If the idea of a show about the creation of a Broadway musical based on the life of Marilyn Monroe made you think “Ugh, here comes another Glee,” let me tell you I was right there with you. Glee is a show I should love for many reasons but I just don’t. A grownup version of Glee wasn’t going to do it for me, but it has a great cast and I do love musicals, so I had to give it a chance. And I’m glad I did because it’s nothing like Glee.
Since this pilot is available on iTunes and the NBC website for free, I’ll stay away from specifics. We get to see the conception of the Marilyn musical idea, how all the players begin to come together, and the way their personal lives are affected by and affect their work. Fantasy musical numbers do happen, as they should on a show about a musical, but they are truly wonderful and never take over the conflict between the characters.
As good as it is to see Debra Messing back on TV, and as wonderful as Angelica Huston is at everything, I’m extremely happy to see Jack Davenport on this show, playing a talented musical director who’s also a bit of a womanizing dick. Davenport is a very talented british actor who’s been in two very popular shows (This Life and Coupling), he was on what I consider the best modern take on vampires on TV (Ultraviolet), but has been very unlucky with his work on American TV, until now.

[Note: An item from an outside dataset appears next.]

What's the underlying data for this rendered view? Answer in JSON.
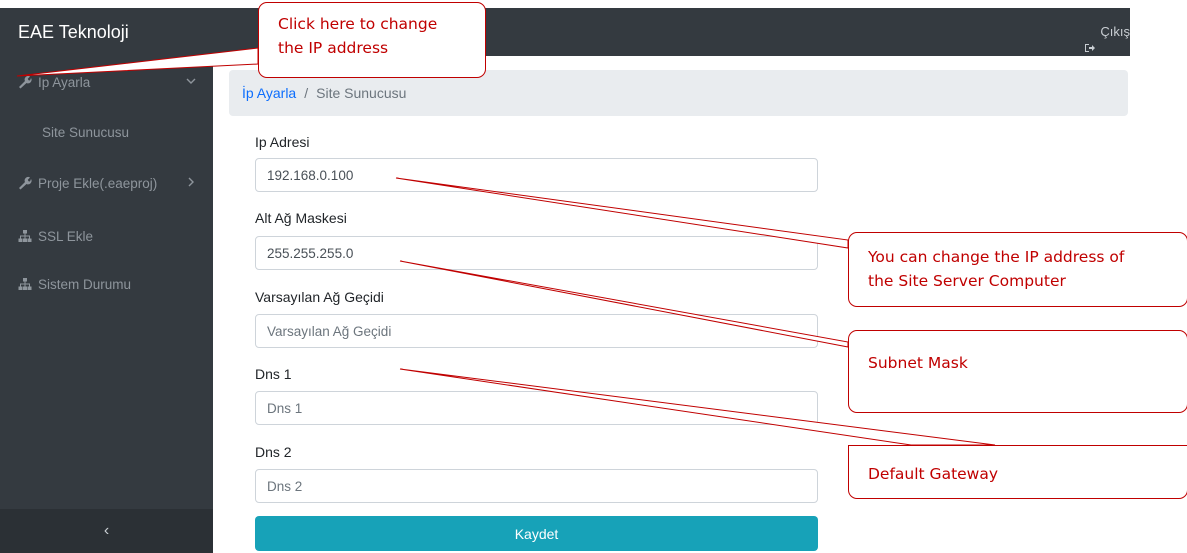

The pilot for Smash was surprisingly good. It set up the story well and established the characters and their inner conflict. It’s also very entertaining. It’s worth a shot.
Lost Girl (SyFy)

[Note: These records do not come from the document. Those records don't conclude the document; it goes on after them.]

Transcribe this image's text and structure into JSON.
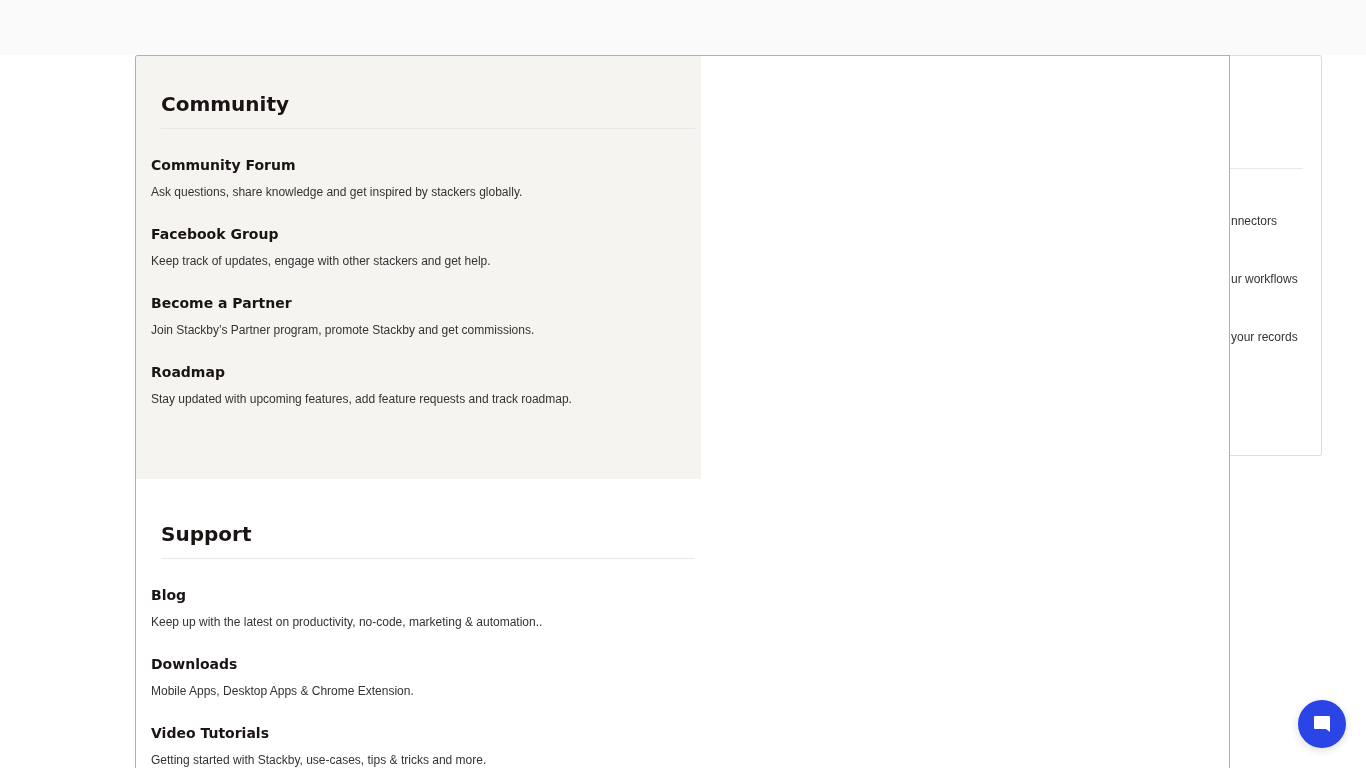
{
  "sections": [
    {
      "title": "Community",
      "kind": "tinted",
      "items": [
        {
          "title": "Community Forum",
          "description": "Ask questions, share knowledge and get inspired by stackers globally."
        },
        {
          "title": "Facebook Group",
          "description": "Keep track of updates, engage with other stackers and get help."
        },
        {
          "title": "Become a Partner",
          "description": "Join Stackby’s Partner program, promote Stackby and get commissions."
        },
        {
          "title": "Roadmap",
          "description": "Stay updated with upcoming features, add feature requests and track roadmap."
        }
      ]
    },
    {
      "title": "Support",
      "kind": "plain",
      "items": [
        {
          "title": "Blog",
          "description": "Keep up with the latest on productivity, no-code, marketing & automation.."
        },
        {
          "title": "Downloads",
          "description": "Mobile Apps, Desktop Apps & Chrome Extension."
        },
        {
          "title": "Video Tutorials",
          "description": "Getting started with Stackby, use-cases, tips & tricks and more."
        }
      ]
    }
  ],
  "back_card": {
    "lines": [
      "nnectors",
      "ur workflows",
      "your records"
    ]
  }
}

This canadian show is currently on its second season in Canada but only began to air in the States last week. I’ve already watched the first season of this show, so my memories of the pilot are kind of vague. To be honest, I didn’t like the pilot. There was something about the effects and the transitions between scenes that turned me off a bit. It took me an accidental viewing of an episode further into the season to give it another chance.
The show is about Bo, a hot bartender with the ability to suck the life force out of people, running away from her troubled passed, looking for answers about her origins. In the course of the pilot she learns she’s part of the Fae, creatures with supernatural powers who feed off humans. There are many type of Fae, and Bo is a Succubus, a being who feeds from sexual energy. There are two Fae clans, the light and the dark, and all Fae must pick a side. Bo picks neither, finds a friend in Kenzi, a homeless thief with great fashion sense, and decides to stop running and fight for the answers she seeks.
Lost Girl is equal parts serious and funny, sometimes even a little campy. There’s plenty of sex, as per succubus requirements (Bo is a fighter and sex literally heals her wounds). The effects are sometimes Mutant X bad, but that’s not too hard to overlook. The interactions between Bo and Kenzi are the soul of this show, and you’ll find that it gets really good when it delves into darker themes and the grotesque.
This is a pretty good show with huge mythology that would probably be truly great if it were tonally more similar to Supernatural. It’s fun and entertaining. Give it a chance.